### WHAT THE EXERCISE ASKS
What you print should match the entries exactly, only without the pictures.

### App and web page records
________________________________________

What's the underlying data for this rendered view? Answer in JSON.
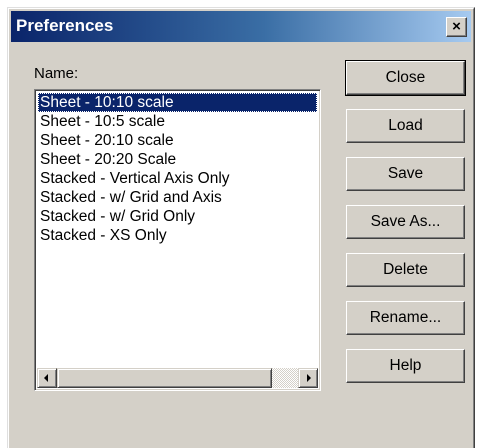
{
  "window": {
    "title": "Preferences",
    "close_label": "×"
  },
  "name_label": "Name:",
  "list": {
    "items": [
      "Sheet - 10:10 scale",
      "Sheet - 10:5 scale",
      "Sheet - 20:10 scale",
      "Sheet - 20:20 Scale",
      "Stacked - Vertical Axis Only",
      "Stacked - w/ Grid and Axis",
      "Stacked - w/ Grid Only",
      "Stacked - XS Only"
    ],
    "selected_index": 0
  },
  "buttons": {
    "close": "Close",
    "load": "Load",
    "save": "Save",
    "save_as": "Save As...",
    "delete": "Delete",
    "rename": "Rename...",
    "help": "Help"
  },
  "colors": {
    "selection": "#0a246a",
    "titlebar_start": "#0a246a",
    "titlebar_end": "#a6caf0",
    "face": "#d4d0c8"
  },
  "icons": {
    "close": "close-icon",
    "scroll_left": "arrow-left-icon",
    "scroll_right": "arrow-right-icon"
  }
}
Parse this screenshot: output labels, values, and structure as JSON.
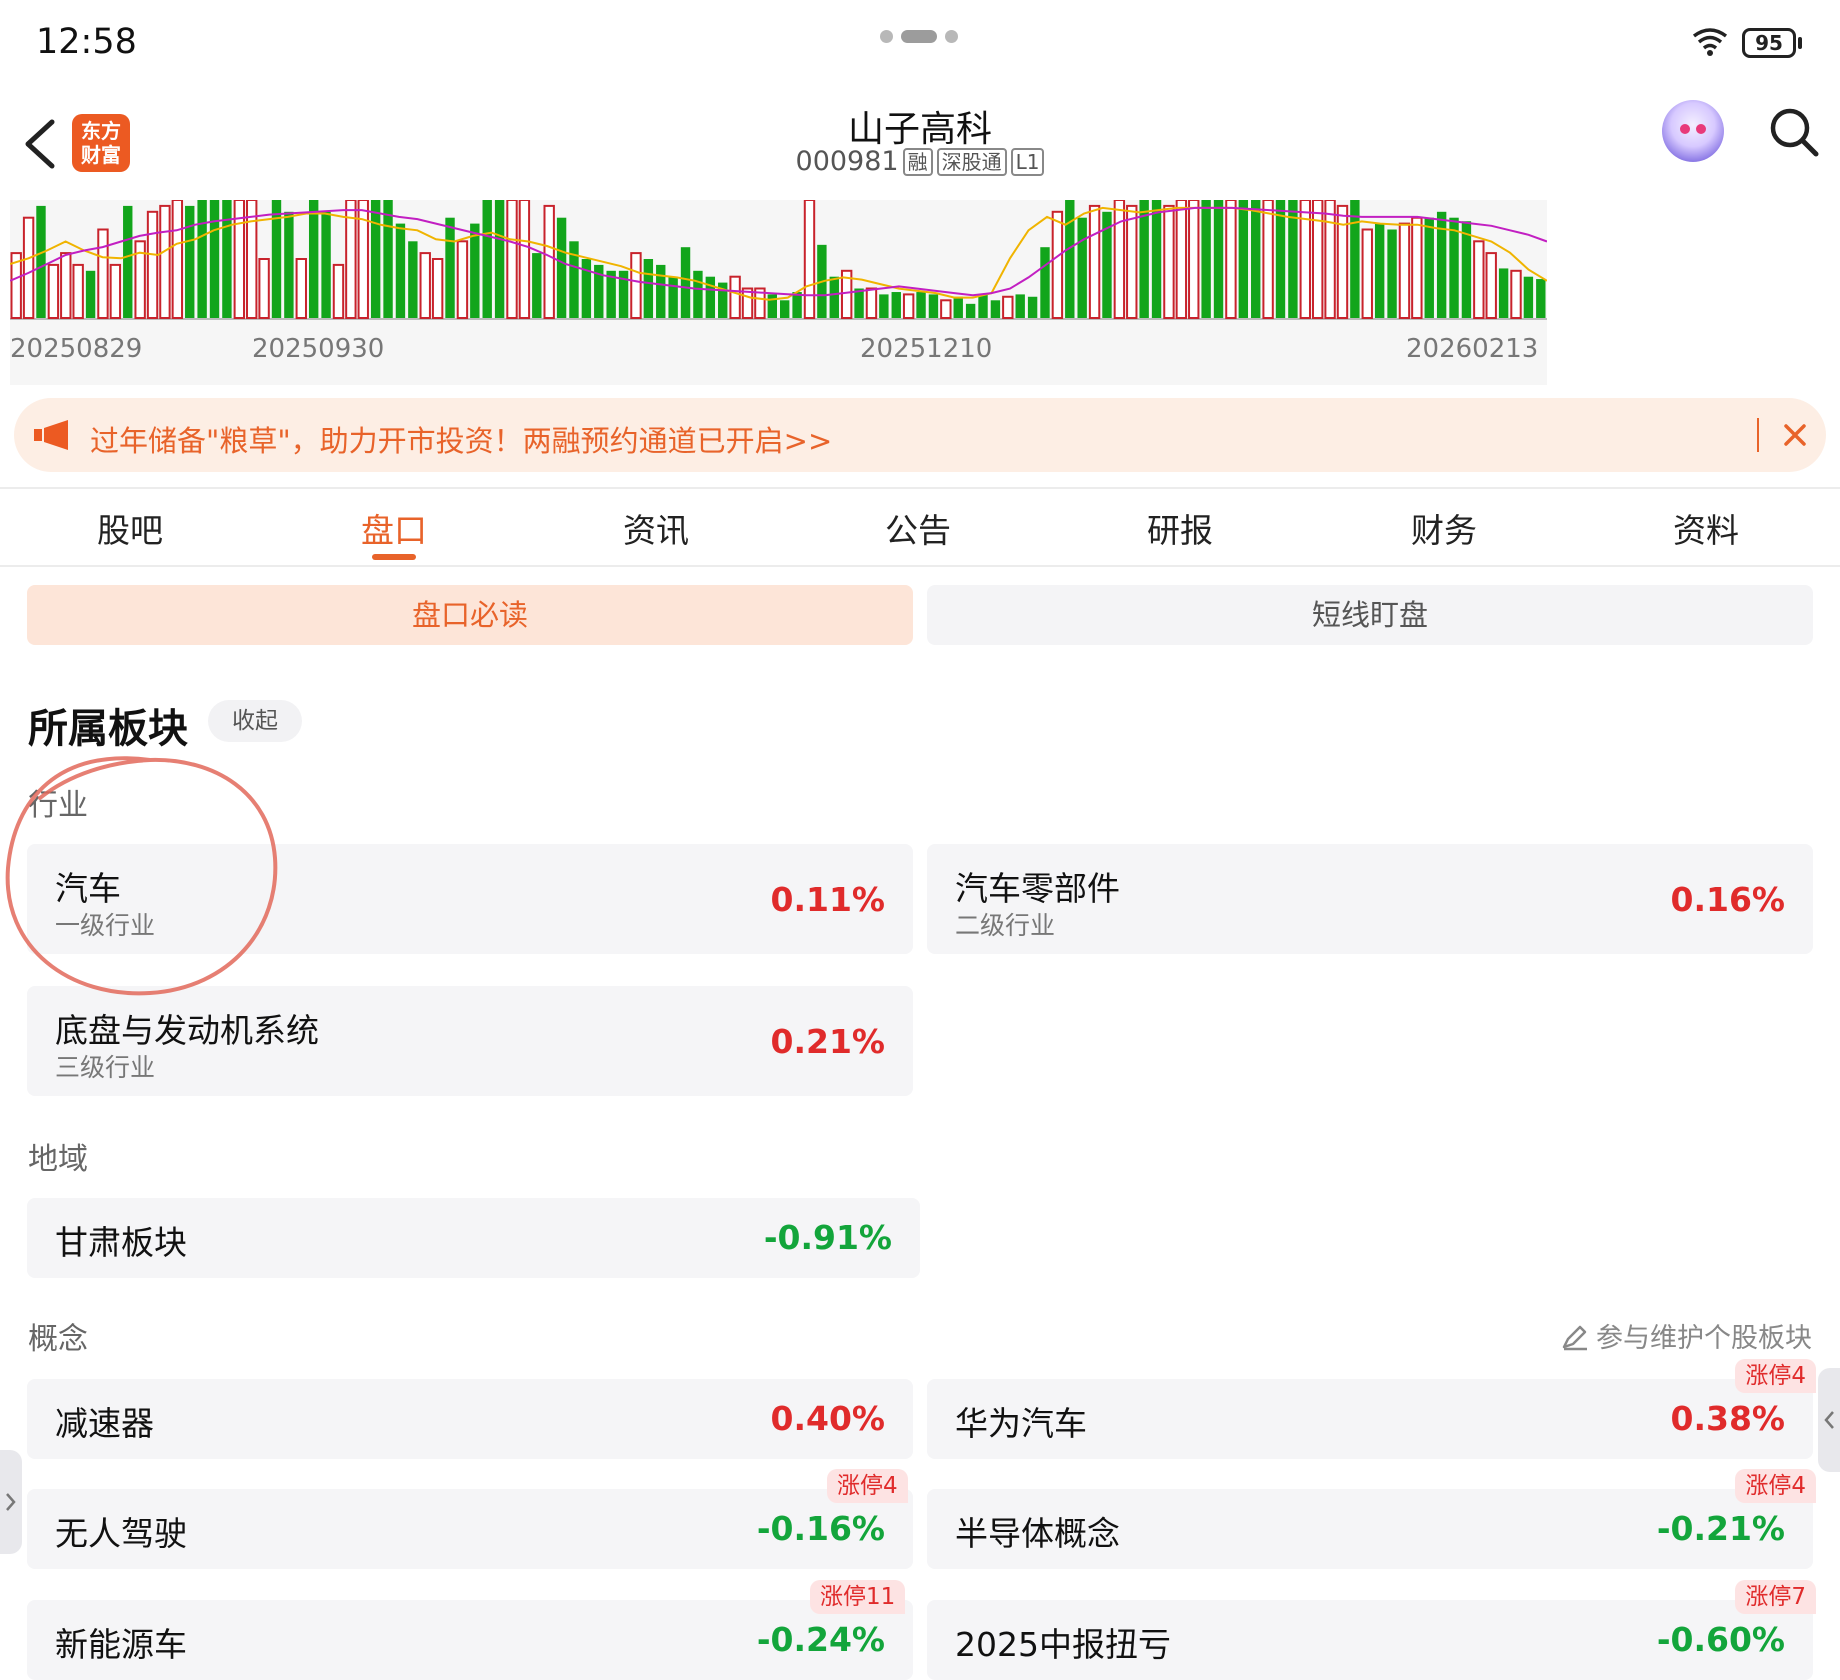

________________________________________

### WRITTEN SOLUTION
What's the underlying data for this rendered view? Answer in JSON.
{
  "window": {
    "title": "Preferences",
    "close_label": "×"
  },
  "name_label": "Name:",
  "list": {
    "items": [
      "Sheet - 10:10 scale",
      "Sheet - 10:5 scale",
      "Sheet - 20:10 scale",
      "Sheet - 20:20 Scale",
      "Stacked - Vertical Axis Only",
      "Stacked - w/ Grid and Axis",
      "Stacked - w/ Grid Only",
      "Stacked - XS Only"
    ],
    "selected_index": 0
  },
  "buttons": {
    "close": "Close",
    "load": "Load",
    "save": "Save",
    "save_as": "Save As...",
    "delete": "Delete",
    "rename": "Rename...",
    "help": "Help"
  },
  "colors": {
    "selection": "#0a246a",
    "titlebar_start": "#0a246a",
    "titlebar_end": "#a6caf0",
    "face": "#d4d0c8"
  },
  "icons": {
    "close": "close-icon",
    "scroll_left": "arrow-left-icon",
    "scroll_right": "arrow-right-icon"
  }
}
Parse this screenshot: output labels, values, and structure as JSON.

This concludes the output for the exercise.